START DATASET EXCERPTS

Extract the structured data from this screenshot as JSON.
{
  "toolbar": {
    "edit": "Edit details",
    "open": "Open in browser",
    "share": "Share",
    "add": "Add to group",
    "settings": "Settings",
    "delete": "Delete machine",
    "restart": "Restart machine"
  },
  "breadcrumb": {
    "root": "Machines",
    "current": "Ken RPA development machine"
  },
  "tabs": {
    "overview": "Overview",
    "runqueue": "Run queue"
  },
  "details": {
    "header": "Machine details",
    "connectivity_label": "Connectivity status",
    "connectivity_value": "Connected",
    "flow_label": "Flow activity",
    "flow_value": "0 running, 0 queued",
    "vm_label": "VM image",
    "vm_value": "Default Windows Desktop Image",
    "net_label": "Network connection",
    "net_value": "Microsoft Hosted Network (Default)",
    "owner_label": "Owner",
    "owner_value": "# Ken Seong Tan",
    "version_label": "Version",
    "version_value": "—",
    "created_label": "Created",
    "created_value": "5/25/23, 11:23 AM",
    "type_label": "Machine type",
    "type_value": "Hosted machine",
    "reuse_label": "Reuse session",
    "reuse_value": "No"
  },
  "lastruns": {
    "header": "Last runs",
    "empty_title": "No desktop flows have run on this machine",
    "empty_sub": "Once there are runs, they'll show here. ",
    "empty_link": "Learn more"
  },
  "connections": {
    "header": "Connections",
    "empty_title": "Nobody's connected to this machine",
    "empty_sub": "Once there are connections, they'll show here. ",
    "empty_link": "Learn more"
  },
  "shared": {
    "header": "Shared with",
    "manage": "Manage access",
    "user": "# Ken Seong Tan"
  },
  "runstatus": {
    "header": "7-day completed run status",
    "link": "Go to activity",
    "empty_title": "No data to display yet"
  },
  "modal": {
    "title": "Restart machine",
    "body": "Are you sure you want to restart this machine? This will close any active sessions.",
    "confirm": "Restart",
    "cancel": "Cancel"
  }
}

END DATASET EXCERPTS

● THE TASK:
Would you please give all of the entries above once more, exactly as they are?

● SOLUTION TO THIS TASK:
Extract the structured data from this screenshot as JSON.
{
  "toolbar": {
    "edit": "Edit details",
    "open": "Open in browser",
    "share": "Share",
    "add": "Add to group",
    "settings": "Settings",
    "delete": "Delete machine",
    "restart": "Restart machine"
  },
  "breadcrumb": {
    "root": "Machines",
    "current": "Ken RPA development machine"
  },
  "tabs": {
    "overview": "Overview",
    "runqueue": "Run queue"
  },
  "details": {
    "header": "Machine details",
    "connectivity_label": "Connectivity status",
    "connectivity_value": "Connected",
    "flow_label": "Flow activity",
    "flow_value": "0 running, 0 queued",
    "vm_label": "VM image",
    "vm_value": "Default Windows Desktop Image",
    "net_label": "Network connection",
    "net_value": "Microsoft Hosted Network (Default)",
    "owner_label": "Owner",
    "owner_value": "# Ken Seong Tan",
    "version_label": "Version",
    "version_value": "—",
    "created_label": "Created",
    "created_value": "5/25/23, 11:23 AM",
    "type_label": "Machine type",
    "type_value": "Hosted machine",
    "reuse_label": "Reuse session",
    "reuse_value": "No"
  },
  "lastruns": {
    "header": "Last runs",
    "empty_title": "No desktop flows have run on this machine",
    "empty_sub": "Once there are runs, they'll show here. ",
    "empty_link": "Learn more"
  },
  "connections": {
    "header": "Connections",
    "empty_title": "Nobody's connected to this machine",
    "empty_sub": "Once there are connections, they'll show here. ",
    "empty_link": "Learn more"
  },
  "shared": {
    "header": "Shared with",
    "manage": "Manage access",
    "user": "# Ken Seong Tan"
  },
  "runstatus": {
    "header": "7-day completed run status",
    "link": "Go to activity",
    "empty_title": "No data to display yet"
  },
  "modal": {
    "title": "Restart machine",
    "body": "Are you sure you want to restart this machine? This will close any active sessions.",
    "confirm": "Restart",
    "cancel": "Cancel"
  }
}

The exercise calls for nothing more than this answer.